In the opening work , Haydn’s Piano Trio No. 43, there was perhaps some settling down. At times in live performance piano trios can create considerable problems of balance and here there were moments when the piano tended to over lay the two string instruments. However, the way in which from the beginning the latter so naturally leant into the phrases suggested real class. The opening movement of this joyous work had a great lift and bounce, the sudden change from the lyricism of the opening of the second movement into the dramatic  was memorable and the wit of the last movement was brilliantly effected. By this time it was as if the three had been playing together for years. Of all the great composers Haydn can be relied upon to deliver the feel good factor and that is exactly what was communicated here.

And then came Dvorak’s Dumky Piano Trio which for me has special memories. Decades ago there was a very moving serial on TV which charted the lives and deaths of a Jewish family during the Nazi period and in which the pervading accompanying music was a cello tune of infinite sadness. At the time I thought it to be music of Jewish origin.

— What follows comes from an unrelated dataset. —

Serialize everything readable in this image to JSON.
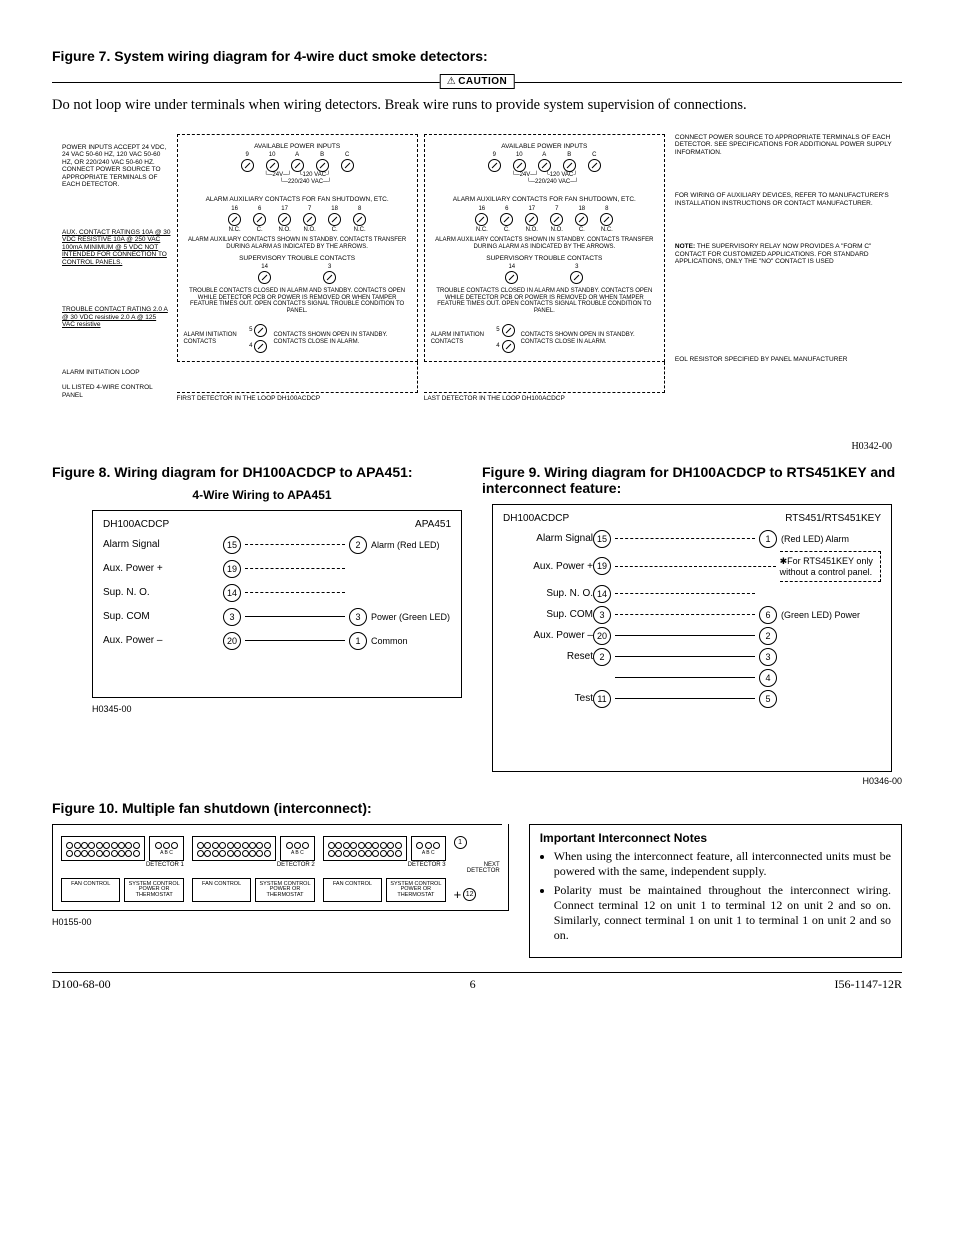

Then, sometime later I heard this Trio for the first time and in the fourth movement immediately recognised where the tune came from. Of course, by that time the associations already formed were not to be dismissed from the mind and perhaps they shouldn’t be. The fact that the dumka is of Ukrainian origin possibly makes little difference. The choice of this music for the subject matter of the serial could be argued to be absolutely apt. Is it fanciful to feel in the work at times a sense of an Eastern European culture and its music soon to be lost? After all throughout Europe at this time there was an urgent recording of folk music for posterity before it disappeared for ever. In this work it is made all the more poignant by the way, together with many moments of elegiac sadness,  the joy and the vitality of that culture is so vividly communicated as well.

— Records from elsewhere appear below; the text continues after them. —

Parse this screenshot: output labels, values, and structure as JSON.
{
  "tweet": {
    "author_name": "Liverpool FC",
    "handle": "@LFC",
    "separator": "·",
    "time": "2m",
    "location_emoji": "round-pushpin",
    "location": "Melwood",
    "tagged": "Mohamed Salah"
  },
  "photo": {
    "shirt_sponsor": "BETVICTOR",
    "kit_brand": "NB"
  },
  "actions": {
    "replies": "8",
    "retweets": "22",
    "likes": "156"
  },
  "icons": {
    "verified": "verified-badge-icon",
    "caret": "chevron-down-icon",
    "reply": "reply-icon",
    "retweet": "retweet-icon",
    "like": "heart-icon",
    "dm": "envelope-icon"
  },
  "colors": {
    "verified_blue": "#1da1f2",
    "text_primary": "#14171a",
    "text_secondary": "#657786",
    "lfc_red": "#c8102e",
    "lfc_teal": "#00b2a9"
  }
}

The work is also something of a riposte to the assumption that an episodic structure in music is inferior to that which displays symphonic argument. This performance made clear that the range of feeling, the subtlety of so much of the music in its colouring and in its dramatic contrasts, together with the sheer magic of this composer’s melodic gifts , all serve to keep the work constantly afloat and stamp it as one the greatest  in the chamber music repertoire. Indeed, during the performance I effectively gave up scribbling because I found myself literally overwhelmed by the felicities that I was noticing on the way. In the second movement, for instance, the cello melody of infinite poignancy was played to aching effect, the piano playing created at times a crystalline silver bell- like quality in the treble, the violin danced its way wonderfully through the polka section before all three combined to create a sound world of breathtaking beauty as the quiet of the opening returned. To this listener the exquisiteness of the sound produced almost stopped time in its tracks for an instance. After that I very wisely stuffed my pen into my pocket and surrendered utterly to the music. Words in this instance could simply not do justice to either the music or the playing, so why try, I thought.